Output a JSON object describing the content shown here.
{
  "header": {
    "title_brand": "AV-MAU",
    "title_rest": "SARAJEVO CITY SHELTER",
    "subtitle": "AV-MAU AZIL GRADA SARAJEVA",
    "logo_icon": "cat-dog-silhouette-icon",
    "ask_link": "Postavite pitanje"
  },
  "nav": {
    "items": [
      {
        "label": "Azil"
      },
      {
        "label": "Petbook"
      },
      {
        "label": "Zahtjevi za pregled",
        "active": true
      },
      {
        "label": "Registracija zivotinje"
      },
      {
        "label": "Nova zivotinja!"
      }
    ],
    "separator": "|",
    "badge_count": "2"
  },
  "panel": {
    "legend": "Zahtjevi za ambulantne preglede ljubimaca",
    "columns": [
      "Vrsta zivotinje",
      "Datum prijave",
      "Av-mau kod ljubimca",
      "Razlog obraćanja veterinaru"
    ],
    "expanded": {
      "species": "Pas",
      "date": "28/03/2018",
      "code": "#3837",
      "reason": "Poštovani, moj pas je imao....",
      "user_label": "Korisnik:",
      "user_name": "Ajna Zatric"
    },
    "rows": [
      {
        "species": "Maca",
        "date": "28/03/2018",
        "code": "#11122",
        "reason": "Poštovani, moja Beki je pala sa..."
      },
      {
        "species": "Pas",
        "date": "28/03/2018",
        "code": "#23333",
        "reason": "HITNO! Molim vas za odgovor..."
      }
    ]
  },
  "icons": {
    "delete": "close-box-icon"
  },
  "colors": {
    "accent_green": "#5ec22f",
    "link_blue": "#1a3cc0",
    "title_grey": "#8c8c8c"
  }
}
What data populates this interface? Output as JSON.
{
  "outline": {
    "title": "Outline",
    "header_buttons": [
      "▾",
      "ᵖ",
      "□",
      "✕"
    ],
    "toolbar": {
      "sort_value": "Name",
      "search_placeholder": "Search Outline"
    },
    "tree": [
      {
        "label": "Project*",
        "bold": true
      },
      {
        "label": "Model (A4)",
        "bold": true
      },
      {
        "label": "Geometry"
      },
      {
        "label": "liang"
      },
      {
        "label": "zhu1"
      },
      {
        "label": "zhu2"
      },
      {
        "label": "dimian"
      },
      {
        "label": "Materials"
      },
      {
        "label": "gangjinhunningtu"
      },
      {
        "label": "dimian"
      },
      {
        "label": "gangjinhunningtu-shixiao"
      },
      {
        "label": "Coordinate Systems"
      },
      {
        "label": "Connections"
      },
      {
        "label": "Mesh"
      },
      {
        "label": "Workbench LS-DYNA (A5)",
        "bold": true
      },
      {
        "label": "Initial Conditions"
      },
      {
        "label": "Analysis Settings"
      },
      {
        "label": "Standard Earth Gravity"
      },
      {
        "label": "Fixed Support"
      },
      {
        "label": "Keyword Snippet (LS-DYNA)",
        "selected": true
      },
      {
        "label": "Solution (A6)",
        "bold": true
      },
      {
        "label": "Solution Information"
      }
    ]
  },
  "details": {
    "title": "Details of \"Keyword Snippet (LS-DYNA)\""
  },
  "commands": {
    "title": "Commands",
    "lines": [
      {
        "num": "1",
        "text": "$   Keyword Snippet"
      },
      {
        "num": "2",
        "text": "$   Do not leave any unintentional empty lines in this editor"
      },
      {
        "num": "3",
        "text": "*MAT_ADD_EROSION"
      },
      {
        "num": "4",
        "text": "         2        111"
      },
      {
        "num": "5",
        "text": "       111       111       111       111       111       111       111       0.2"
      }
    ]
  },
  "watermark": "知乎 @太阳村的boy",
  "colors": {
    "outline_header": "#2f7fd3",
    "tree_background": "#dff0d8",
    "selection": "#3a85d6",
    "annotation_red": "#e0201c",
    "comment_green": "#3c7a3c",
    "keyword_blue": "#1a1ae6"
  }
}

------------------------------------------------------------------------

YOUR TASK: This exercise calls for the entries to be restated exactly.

ANSWER TO THIS TASK:
Output a JSON object describing the content shown here.
{
  "header": {
    "title_brand": "AV-MAU",
    "title_rest": "SARAJEVO CITY SHELTER",
    "subtitle": "AV-MAU AZIL GRADA SARAJEVA",
    "logo_icon": "cat-dog-silhouette-icon",
    "ask_link": "Postavite pitanje"
  },
  "nav": {
    "items": [
      {
        "label": "Azil"
      },
      {
        "label": "Petbook"
      },
      {
        "label": "Zahtjevi za pregled",
        "active": true
      },
      {
        "label": "Registracija zivotinje"
      },
      {
        "label": "Nova zivotinja!"
      }
    ],
    "separator": "|",
    "badge_count": "2"
  },
  "panel": {
    "legend": "Zahtjevi za ambulantne preglede ljubimaca",
    "columns": [
      "Vrsta zivotinje",
      "Datum prijave",
      "Av-mau kod ljubimca",
      "Razlog obraćanja veterinaru"
    ],
    "expanded": {
      "species": "Pas",
      "date": "28/03/2018",
      "code": "#3837",
      "reason": "Poštovani, moj pas je imao....",
      "user_label": "Korisnik:",
      "user_name": "Ajna Zatric"
    },
    "rows": [
      {
        "species": "Maca",
        "date": "28/03/2018",
        "code": "#11122",
        "reason": "Poštovani, moja Beki je pala sa..."
      },
      {
        "species": "Pas",
        "date": "28/03/2018",
        "code": "#23333",
        "reason": "HITNO! Molim vas za odgovor..."
      }
    ]
  },
  "icons": {
    "delete": "close-box-icon"
  },
  "colors": {
    "accent_green": "#5ec22f",
    "link_blue": "#1a3cc0",
    "title_grey": "#8c8c8c"
  }
}
What data populates this interface? Output as JSON.
{
  "outline": {
    "title": "Outline",
    "header_buttons": [
      "▾",
      "ᵖ",
      "□",
      "✕"
    ],
    "toolbar": {
      "sort_value": "Name",
      "search_placeholder": "Search Outline"
    },
    "tree": [
      {
        "label": "Project*",
        "bold": true
      },
      {
        "label": "Model (A4)",
        "bold": true
      },
      {
        "label": "Geometry"
      },
      {
        "label": "liang"
      },
      {
        "label": "zhu1"
      },
      {
        "label": "zhu2"
      },
      {
        "label": "dimian"
      },
      {
        "label": "Materials"
      },
      {
        "label": "gangjinhunningtu"
      },
      {
        "label": "dimian"
      },
      {
        "label": "gangjinhunningtu-shixiao"
      },
      {
        "label": "Coordinate Systems"
      },
      {
        "label": "Connections"
      },
      {
        "label": "Mesh"
      },
      {
        "label": "Workbench LS-DYNA (A5)",
        "bold": true
      },
      {
        "label": "Initial Conditions"
      },
      {
        "label": "Analysis Settings"
      },
      {
        "label": "Standard Earth Gravity"
      },
      {
        "label": "Fixed Support"
      },
      {
        "label": "Keyword Snippet (LS-DYNA)",
        "selected": true
      },
      {
        "label": "Solution (A6)",
        "bold": true
      },
      {
        "label": "Solution Information"
      }
    ]
  },
  "details": {
    "title": "Details of \"Keyword Snippet (LS-DYNA)\""
  },
  "commands": {
    "title": "Commands",
    "lines": [
      {
        "num": "1",
        "text": "$   Keyword Snippet"
      },
      {
        "num": "2",
        "text": "$   Do not leave any unintentional empty lines in this editor"
      },
      {
        "num": "3",
        "text": "*MAT_ADD_EROSION"
      },
      {
        "num": "4",
        "text": "         2        111"
      },
      {
        "num": "5",
        "text": "       111       111       111       111       111       111       111       0.2"
      }
    ]
  },
  "watermark": "知乎 @太阳村的boy",
  "colors": {
    "outline_header": "#2f7fd3",
    "tree_background": "#dff0d8",
    "selection": "#3a85d6",
    "annotation_red": "#e0201c",
    "comment_green": "#3c7a3c",
    "keyword_blue": "#1a1ae6"
  }
}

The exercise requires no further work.